TO DO: Show only those lines of the entries where the string "view" is found.
-------- SUPPLIED DATA --------
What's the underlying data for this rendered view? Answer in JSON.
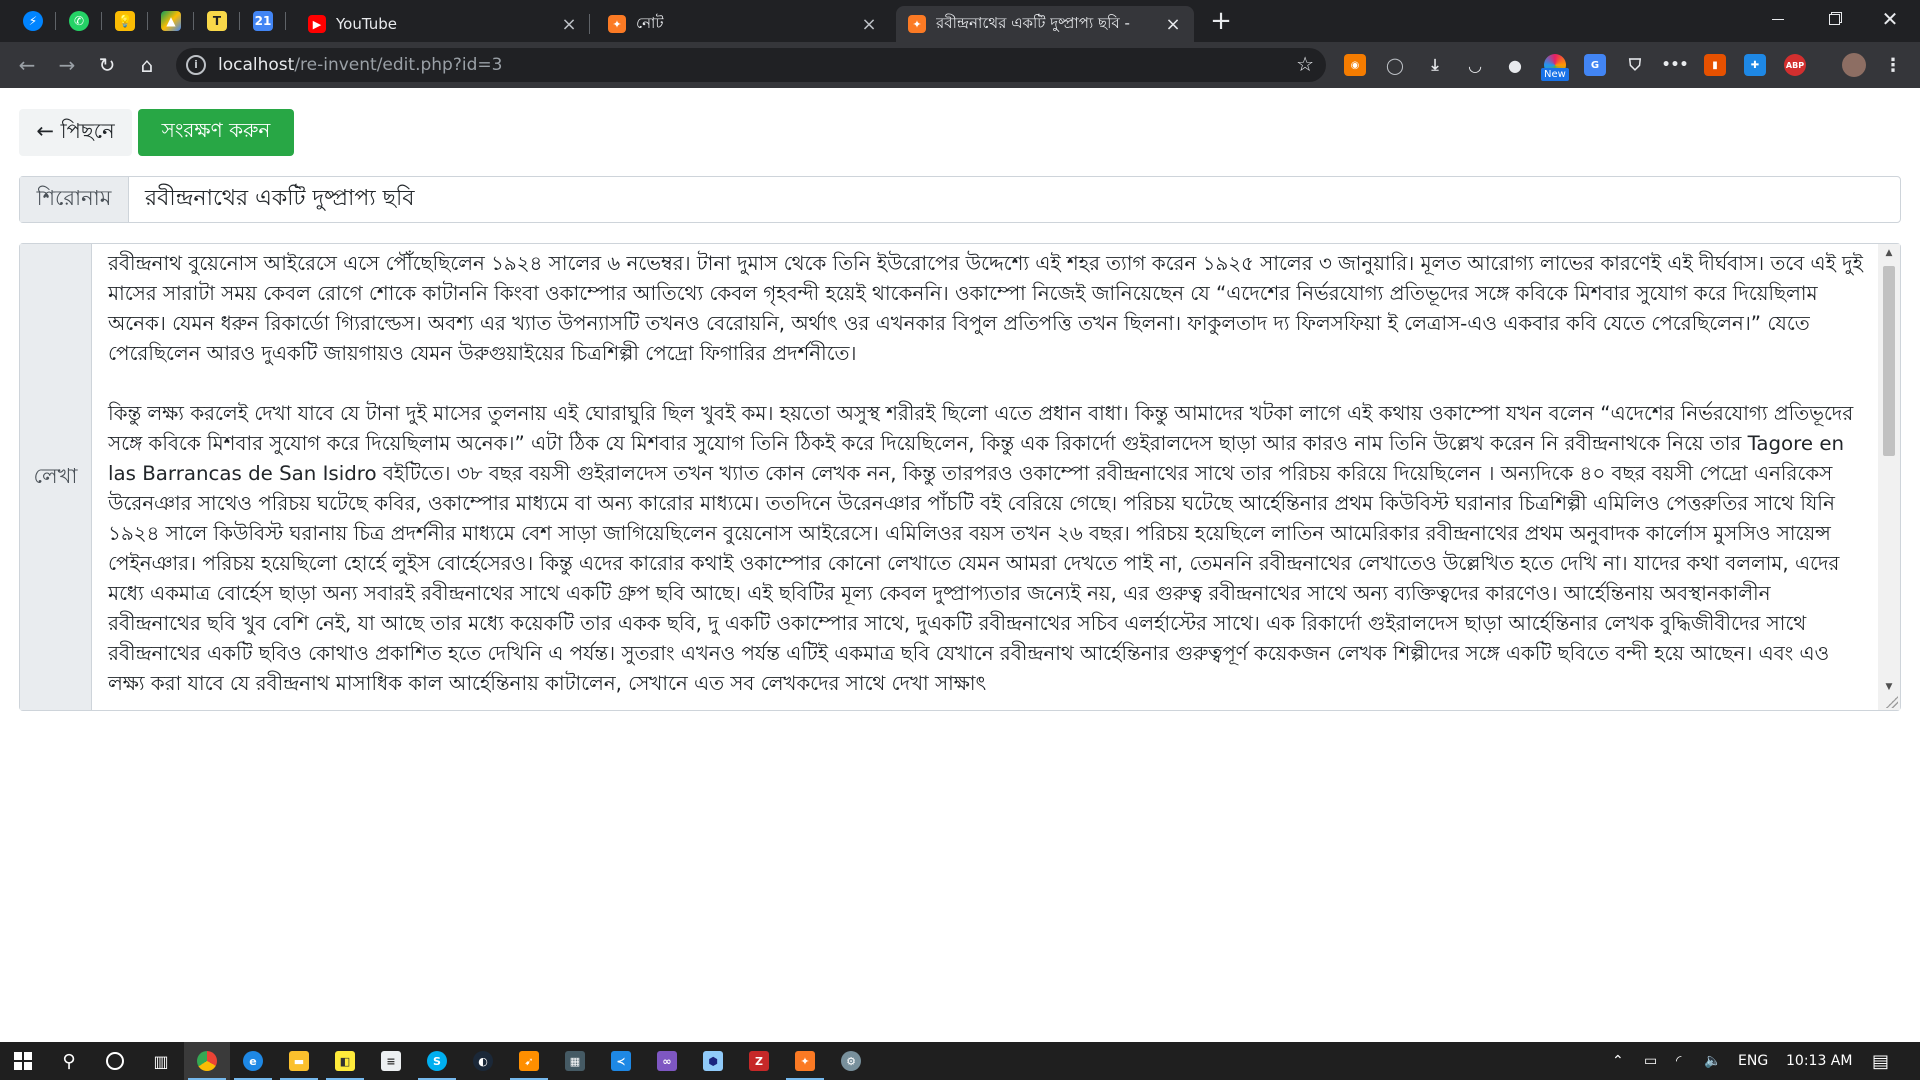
{
  "browser": {
    "tabs": [
      {
        "title": "YouTube"
      },
      {
        "title": "নোট"
      },
      {
        "title": "রবীন্দ্রনাথের একটি দুষ্প্রাপ্য ছবি - "
      }
    ],
    "pinned_badges": {
      "calendar": "21"
    },
    "url": {
      "host": "localhost",
      "path": "/re-invent/edit.php?id=3"
    },
    "ext_badge": "New",
    "ext_labels": {
      "abp": "ABP"
    }
  },
  "page": {
    "back_label": "← পিছনে",
    "save_label": "সংরক্ষণ করুন",
    "title_label": "শিরোনাম",
    "title_value": "রবীন্দ্রনাথের একটি দুষ্প্রাপ্য ছবি",
    "body_label": "লেখা",
    "body_text": "রবীন্দ্রনাথ বুয়েনোস আইরেসে এসে পৌঁছেছিলেন ১৯২৪ সালের ৬ নভেম্বর। টানা দুমাস থেকে তিনি ইউরোপের উদ্দেশ্যে এই শহর ত্যাগ করেন ১৯২৫ সালের ৩ জানুয়ারি। মূলত আরোগ্য লাভের কারণেই এই দীর্ঘবাস। তবে এই দুই মাসের সারাটা সময় কেবল রোগে শোকে কাটাননি কিংবা ওকাম্পোর আতিথ্যে কেবল গৃহবন্দী হয়েই থাকেননি। ওকাম্পো নিজেই জানিয়েছেন যে “এদেশের নির্ভরযোগ্য প্রতিভূদের সঙ্গে কবিকে মিশবার সুযোগ করে দিয়েছিলাম অনেক। যেমন ধরুন রিকার্ডো গ্যিরাল্ডেস। অবশ্য এর খ্যাত উপন্যাসটি তখনও বেরোয়নি, অর্থাৎ ওর এখনকার বিপুল প্রতিপত্তি তখন ছিলনা। ফাকুলতাদ দ্য ফিলসফিয়া ই লেত্রাস-এও একবার কবি যেতে পেরেছিলেন।” যেতে পেরেছিলেন আরও দুএকটি জায়গায়ও যেমন উরুগুয়াইয়ের চিত্রশিল্পী পেদ্রো ফিগারির প্রদর্শনীতে।\n\nকিন্তু লক্ষ্য করলেই দেখা যাবে যে টানা দুই মাসের তুলনায় এই ঘোরাঘুরি ছিল খুবই কম। হয়তো অসুস্থ শরীরই ছিলো এতে প্রধান বাধা। কিন্তু আমাদের খটকা লাগে এই কথায় ওকাম্পো যখন বলেন “এদেশের নির্ভরযোগ্য প্রতিভূদের সঙ্গে কবিকে মিশবার সুযোগ করে দিয়েছিলাম অনেক।” এটা ঠিক যে মিশবার সুযোগ তিনি ঠিকই করে দিয়েছিলেন, কিন্তু এক রিকার্দো গুইরালদেস ছাড়া আর কারও নাম তিনি উল্লেখ করেন নি রবীন্দ্রনাথকে নিয়ে তার Tagore en las Barrancas de San Isidro বইটিতে। ৩৮ বছর বয়সী গুইরালদেস তখন খ্যাত কোন লেখক নন, কিন্তু তারপরও ওকাম্পো রবীন্দ্রনাথের সাথে তার পরিচয় করিয়ে দিয়েছিলেন । অন্যদিকে ৪০ বছর বয়সী পেদ্রো এনরিকেস উরেনঞার সাথেও পরিচয় ঘটেছে কবির, ওকাম্পোর মাধ্যমে বা অন্য কারোর মাধ্যমে। ততদিনে উরেনঞার পাঁচটি বই বেরিয়ে গেছে। পরিচয় ঘটেছে আর্হেন্তিনার প্রথম কিউবিস্ট ঘরানার চিত্রশিল্পী এমিলিও পেত্তরুতির সাথে যিনি ১৯২৪ সালে কিউবিস্ট ঘরানায় চিত্র প্রদর্শনীর মাধ্যমে বেশ সাড়া জাগিয়েছিলেন বুয়েনোস আইরেসে। এমিলিওর বয়স তখন ২৬ বছর। পরিচয় হয়েছিলে লাতিন আমেরিকার রবীন্দ্রনাথের প্রথম অনুবাদক কার্লোস মুসসিও সায়েন্স পেইনঞার। পরিচয় হয়েছিলো হোর্হে লুইস বোর্হেসেরও। কিন্তু এদের কারোর কথাই ওকাম্পোর কোনো লেখাতে যেমন আমরা দেখতে পাই না, তেমননি রবীন্দ্রনাথের লেখাতেও উল্লেখিত হতে দেখি না। যাদের কথা বললাম, এদের মধ্যে একমাত্র বোর্হেস ছাড়া অন্য সবারই রবীন্দ্রনাথের সাথে একটি গ্রুপ ছবি আছে। এই ছবিটির মূল্য কেবল দুষ্প্রাপ্যতার জন্যেই নয়, এর গুরুত্ব রবীন্দ্রনাথের সাথে অন্য ব্যক্তিত্বদের কারণেও। আর্হেন্তিনায় অবস্থানকালীন রবীন্দ্রনাথের ছবি খুব বেশি নেই, যা আছে তার মধ্যে কয়েকটি তার একক ছবি, দু একটি ওকাম্পোর সাথে, দুএকটি রবীন্দ্রনাথের সচিব এলর্হাস্টের সাথে। এক রিকার্দো গুইরালদেস ছাড়া আর্হেন্তিনার লেখক বুদ্ধিজীবীদের সাথে রবীন্দ্রনাথের একটি ছবিও কোথাও প্রকাশিত হতে দেখিনি এ পর্যন্ত। সুতরাং এখনও পর্যন্ত এটিই একমাত্র ছবি যেখানে রবীন্দ্রনাথ আর্হেন্তিনার গুরুত্বপূর্ণ কয়েকজন লেখক শিল্পীদের সঙ্গে একটি ছবিতে বন্দী হয়ে আছেন। এবং এও লক্ষ্য করা যাবে যে রবীন্দ্রনাথ মাসাধিক কাল আর্হেন্তিনায় কাটালেন, সেখানে এত সব লেখকদের সাথে দেখা সাক্ষাৎ"
  },
  "taskbar": {
    "language": "ENG",
    "time": "10:13 AM"
  },
  "colors": {
    "tabstrip": "#202124",
    "toolbar": "#35363a",
    "save_button": "#28a745",
    "taskbar": "#1f1f1f"
  },
  "icons": {
    "pinned": [
      "messenger-icon",
      "whatsapp-icon",
      "keep-icon",
      "drive-icon",
      "typing-icon",
      "calendar-icon"
    ],
    "extensions": [
      "rss-icon",
      "bulb-icon",
      "download-icon",
      "pocket-icon",
      "eye-icon",
      "new-ext-icon",
      "translate-icon",
      "shield-icon",
      "dots-ext-icon",
      "office-icon",
      "snip-icon",
      "adblock-icon",
      "profile-avatar",
      "menu-icon"
    ],
    "taskbar": [
      "windows-start-icon",
      "search-icon",
      "cortana-icon",
      "task-view-icon",
      "chrome-icon",
      "edge-icon",
      "explorer-icon",
      "sticky-icon",
      "notepad-icon",
      "skype-icon",
      "steam-icon",
      "cursor-tool-icon",
      "calculator-icon",
      "vscode-icon",
      "visual-studio-icon",
      "box-icon",
      "filezilla-icon",
      "xampp-icon",
      "settings-gear-icon"
    ]
  }
}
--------
SOLUTION FOR THIS PROBLEM:
What's the underlying data for this rendered view? Answer in JSON.
      "task-view-icon",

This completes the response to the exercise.